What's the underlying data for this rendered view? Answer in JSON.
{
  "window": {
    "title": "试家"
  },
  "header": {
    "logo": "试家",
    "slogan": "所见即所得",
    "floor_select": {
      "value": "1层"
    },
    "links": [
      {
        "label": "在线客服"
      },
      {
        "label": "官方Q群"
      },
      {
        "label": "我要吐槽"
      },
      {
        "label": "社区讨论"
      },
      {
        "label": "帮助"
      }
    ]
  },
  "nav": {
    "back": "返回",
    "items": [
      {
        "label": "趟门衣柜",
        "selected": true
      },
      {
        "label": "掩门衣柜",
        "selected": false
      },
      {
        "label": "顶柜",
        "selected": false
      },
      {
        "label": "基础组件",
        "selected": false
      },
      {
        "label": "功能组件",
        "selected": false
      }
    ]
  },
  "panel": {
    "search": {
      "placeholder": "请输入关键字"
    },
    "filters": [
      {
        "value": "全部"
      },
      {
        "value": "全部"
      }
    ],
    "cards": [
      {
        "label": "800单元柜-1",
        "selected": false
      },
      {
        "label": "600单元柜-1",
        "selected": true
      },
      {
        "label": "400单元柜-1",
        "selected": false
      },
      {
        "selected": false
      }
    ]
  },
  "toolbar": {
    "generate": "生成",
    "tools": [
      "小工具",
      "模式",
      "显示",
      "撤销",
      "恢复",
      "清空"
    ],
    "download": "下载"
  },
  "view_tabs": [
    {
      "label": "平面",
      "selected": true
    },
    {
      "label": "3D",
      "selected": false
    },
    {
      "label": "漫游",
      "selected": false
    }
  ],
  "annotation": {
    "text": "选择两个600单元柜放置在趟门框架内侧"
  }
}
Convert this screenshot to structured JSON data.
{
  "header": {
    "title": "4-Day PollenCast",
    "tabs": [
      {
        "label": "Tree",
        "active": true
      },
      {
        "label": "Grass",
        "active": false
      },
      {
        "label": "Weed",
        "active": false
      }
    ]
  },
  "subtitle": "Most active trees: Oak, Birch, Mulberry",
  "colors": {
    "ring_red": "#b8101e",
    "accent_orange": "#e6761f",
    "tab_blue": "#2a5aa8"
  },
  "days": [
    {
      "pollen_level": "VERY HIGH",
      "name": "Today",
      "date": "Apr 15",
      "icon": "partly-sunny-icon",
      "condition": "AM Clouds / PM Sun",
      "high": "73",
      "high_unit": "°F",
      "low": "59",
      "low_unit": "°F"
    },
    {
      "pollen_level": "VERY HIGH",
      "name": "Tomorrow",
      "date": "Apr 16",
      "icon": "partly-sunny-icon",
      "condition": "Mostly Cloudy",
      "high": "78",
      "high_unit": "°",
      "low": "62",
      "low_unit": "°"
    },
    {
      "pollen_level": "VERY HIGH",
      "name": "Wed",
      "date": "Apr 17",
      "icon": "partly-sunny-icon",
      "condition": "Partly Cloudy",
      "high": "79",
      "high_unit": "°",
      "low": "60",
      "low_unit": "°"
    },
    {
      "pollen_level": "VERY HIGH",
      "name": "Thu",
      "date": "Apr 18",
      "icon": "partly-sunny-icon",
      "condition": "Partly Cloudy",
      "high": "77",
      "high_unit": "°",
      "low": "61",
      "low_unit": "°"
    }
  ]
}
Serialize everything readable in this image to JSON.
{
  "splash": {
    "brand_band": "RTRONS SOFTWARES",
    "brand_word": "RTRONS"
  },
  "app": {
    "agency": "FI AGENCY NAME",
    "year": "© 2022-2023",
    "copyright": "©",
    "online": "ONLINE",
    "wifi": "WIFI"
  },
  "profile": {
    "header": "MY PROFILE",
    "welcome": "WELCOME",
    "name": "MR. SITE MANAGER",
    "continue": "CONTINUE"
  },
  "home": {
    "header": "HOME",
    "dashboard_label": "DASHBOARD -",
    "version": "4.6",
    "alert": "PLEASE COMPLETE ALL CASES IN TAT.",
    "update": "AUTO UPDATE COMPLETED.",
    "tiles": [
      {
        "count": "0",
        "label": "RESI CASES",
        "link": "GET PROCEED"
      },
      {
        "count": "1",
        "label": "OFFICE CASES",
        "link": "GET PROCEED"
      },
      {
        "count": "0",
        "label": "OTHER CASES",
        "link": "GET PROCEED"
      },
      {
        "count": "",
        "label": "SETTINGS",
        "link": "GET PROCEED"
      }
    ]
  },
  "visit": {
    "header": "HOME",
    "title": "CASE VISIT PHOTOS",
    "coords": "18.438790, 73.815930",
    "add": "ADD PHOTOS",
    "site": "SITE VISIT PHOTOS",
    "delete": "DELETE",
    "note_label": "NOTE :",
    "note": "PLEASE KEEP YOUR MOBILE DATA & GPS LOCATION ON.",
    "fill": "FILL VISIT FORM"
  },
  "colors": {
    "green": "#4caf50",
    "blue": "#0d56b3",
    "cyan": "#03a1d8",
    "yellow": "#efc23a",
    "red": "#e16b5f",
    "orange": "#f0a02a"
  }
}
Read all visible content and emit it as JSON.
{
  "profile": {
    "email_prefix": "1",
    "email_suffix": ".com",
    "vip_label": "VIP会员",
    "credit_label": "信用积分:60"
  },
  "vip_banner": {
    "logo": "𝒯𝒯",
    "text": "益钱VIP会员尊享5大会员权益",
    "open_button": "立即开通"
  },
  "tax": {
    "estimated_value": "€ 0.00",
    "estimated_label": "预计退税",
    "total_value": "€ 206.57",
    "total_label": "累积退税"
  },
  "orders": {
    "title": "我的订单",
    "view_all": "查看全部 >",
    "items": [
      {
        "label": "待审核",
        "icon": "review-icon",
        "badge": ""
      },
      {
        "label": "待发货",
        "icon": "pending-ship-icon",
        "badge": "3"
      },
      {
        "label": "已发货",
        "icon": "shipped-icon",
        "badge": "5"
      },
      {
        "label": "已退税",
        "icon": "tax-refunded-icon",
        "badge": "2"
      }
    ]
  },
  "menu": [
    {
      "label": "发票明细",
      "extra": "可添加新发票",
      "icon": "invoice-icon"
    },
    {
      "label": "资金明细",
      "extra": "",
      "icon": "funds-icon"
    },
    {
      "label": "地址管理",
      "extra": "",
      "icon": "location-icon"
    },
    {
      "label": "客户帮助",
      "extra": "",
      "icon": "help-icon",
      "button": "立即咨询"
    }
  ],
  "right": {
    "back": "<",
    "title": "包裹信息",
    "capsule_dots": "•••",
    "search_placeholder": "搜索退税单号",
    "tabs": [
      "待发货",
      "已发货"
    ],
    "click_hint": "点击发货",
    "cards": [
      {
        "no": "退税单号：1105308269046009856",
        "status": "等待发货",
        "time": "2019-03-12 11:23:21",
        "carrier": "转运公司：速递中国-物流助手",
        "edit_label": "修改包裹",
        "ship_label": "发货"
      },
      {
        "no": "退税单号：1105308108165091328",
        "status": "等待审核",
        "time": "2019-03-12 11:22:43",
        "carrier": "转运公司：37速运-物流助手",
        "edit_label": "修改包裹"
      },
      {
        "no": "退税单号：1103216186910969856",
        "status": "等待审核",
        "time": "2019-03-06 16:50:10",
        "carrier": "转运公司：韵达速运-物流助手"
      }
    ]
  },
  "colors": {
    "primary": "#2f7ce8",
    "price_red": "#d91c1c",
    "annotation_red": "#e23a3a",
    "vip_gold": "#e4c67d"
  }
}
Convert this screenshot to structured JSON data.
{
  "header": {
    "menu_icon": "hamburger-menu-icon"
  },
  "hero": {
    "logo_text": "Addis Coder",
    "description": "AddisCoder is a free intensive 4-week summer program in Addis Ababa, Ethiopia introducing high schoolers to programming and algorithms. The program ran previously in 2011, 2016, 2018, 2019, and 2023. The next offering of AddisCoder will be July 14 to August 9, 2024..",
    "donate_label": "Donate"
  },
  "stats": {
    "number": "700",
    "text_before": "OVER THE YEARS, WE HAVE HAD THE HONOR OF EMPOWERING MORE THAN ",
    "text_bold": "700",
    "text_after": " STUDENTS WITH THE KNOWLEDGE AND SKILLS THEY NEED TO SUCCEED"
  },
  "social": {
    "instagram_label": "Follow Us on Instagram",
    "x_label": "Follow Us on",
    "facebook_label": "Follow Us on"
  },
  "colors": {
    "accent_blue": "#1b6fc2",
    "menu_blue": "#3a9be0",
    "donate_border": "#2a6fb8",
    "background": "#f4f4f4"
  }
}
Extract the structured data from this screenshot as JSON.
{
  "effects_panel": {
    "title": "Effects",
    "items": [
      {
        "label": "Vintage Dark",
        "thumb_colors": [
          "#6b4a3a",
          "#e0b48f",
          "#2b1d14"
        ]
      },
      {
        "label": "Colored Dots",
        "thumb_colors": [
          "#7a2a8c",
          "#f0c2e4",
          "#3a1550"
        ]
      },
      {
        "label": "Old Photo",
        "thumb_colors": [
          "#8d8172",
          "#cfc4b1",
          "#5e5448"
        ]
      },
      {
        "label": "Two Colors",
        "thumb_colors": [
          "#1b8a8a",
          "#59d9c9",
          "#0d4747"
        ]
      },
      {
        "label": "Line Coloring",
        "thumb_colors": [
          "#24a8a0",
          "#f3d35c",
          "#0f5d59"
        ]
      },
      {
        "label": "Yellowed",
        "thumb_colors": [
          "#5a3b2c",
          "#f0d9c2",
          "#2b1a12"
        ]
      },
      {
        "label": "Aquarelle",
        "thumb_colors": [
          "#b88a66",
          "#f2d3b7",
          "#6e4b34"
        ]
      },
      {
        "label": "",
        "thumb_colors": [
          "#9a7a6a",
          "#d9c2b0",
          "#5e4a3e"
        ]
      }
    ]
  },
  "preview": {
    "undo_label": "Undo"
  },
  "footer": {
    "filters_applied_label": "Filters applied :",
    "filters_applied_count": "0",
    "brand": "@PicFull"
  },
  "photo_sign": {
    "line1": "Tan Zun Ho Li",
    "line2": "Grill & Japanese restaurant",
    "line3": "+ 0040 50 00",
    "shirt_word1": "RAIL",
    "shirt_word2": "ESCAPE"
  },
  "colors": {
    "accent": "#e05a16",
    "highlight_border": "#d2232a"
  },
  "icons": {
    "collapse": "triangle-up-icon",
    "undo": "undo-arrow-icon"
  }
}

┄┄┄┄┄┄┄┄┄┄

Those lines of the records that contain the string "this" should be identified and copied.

#### Answer box:
What's the underlying data for this rendered view? Answer in JSON.
Convert this screenshot to structured JSON data.
Serialize everything readable in this image to JSON.
Convert this screenshot to structured JSON data.
Extract the structured data from this screenshot as JSON.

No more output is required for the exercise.